The Transportation Security Administration reported passenger traffic through the airport had fallen about 40% over the past week, compared to the same period in 2019. On Monday and Tuesday, the traffic declined nearly 70%, from the same days in 2019, Johnson said.

In his financial report, O’Donnell compared the impact from the coronavirus to the impact of 9/11 on the airport. Enplanements fell 31% in September 2001, from the same month in 2000. For 2001, enplanements rose 2.1% to 374,722, from 367,157 in 2000. O’Donnell expects the coronavirus will have a greater impact on enplanements.

O’Donnell also provided financial projections related to the impact of the virus. Projected airport revenue was expected to be about $21.8 million for 2020. Including capital projects and other expenses such as employee salary, the airport was projecting a $1.31 million shortfall for the year. A 50% impact on the budget as a result of the virus could negatively affect it by $10.8 million. O’Donnell said the airport has a “cash flow cushion,” but he expects the airport to start using it.

CEO Aaron Burkes said no one knows how significant the impact of the virus will be, “but we do know it looks really, really bad.” S&P Global Ratings projected airline travel will fall 30% this year, but Burkes expects it will be worse. Air travel declined 70% for several months in Hong Kong as a result of the severe acute respiratory syndrome (SARS).

“We had our first plane that flew out of here empty [Tuesday],” Burkes said, adding that XNA has other flights with five or six people on board the airplane. “I think the impact is huge. The question is how long will this last.”

Andrew Branch, chief business development officer, said Paradies, the airport’s food and beverage provider, has asked for an abatement from the financial targets it’s required to meet. The food and beverage shops in the airport have started cutting hours and staff and have transitioned to carry out only. With regard to rental car companies, Branch said a minimum annual guarantee it provides XNA would be adjusted based on contract terms. And before any changes would be made to their financial obligations to the airport, he said the board would need to vote on them.

XNA has established soft hiring freeze amid the outbreak, and only essential employees will be replaced. Burkes said XNA employees who can work remotely will be encouraged to do so.
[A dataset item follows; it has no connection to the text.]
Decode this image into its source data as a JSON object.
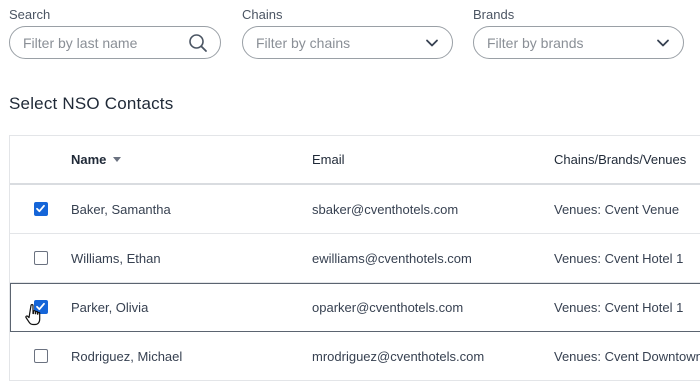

Regarding rumors about whether the federal government would shut down domestic travel, Burkes explained to the board if flights are grounded, it would be an opportunity to complete projects. If it does happen, he said the grounding might take place between 14 and 60 days. The board in a future meeting might discuss possible projects the airport could complete. Burkes didn’t give any specific projects.

Burkes also noted moving ahead with the design for several capital projects, such as the connector bridge from the parking deck to the front of the terminal and for the bridge to the checkpoint area. He explained the design could be completed now, and after the virus outbreak ends, the airport might save money on construction costs and receive lower interest rates on loans.

On Wednesday, XNA board members approved design work for a $15.99 million project to connect the parking deck to the terminal with a 20-foot-wide pedestrian bridge. The 16,167-square-foot project would include an expansion to the terminal entrance, lobby, canopy leading to the parking lot and the enclosed bridge over the road in front of the existing entrance. It was one of three options board members considered after officials cited concerns with the cost of the original design. The original would have cost $28.02 million and be 43,941 square feet.

Also Wednesday, the board selected Fentress Architects to design the western concourse project. Fentress is expected to work with Hight Jackson Associates and Garver. Board members also approved to apply for a loan from a program of the U.S. Department of Agriculture. If approved, the loan would help pay for capital projects, such as the terminal improvements and western concourse expansion.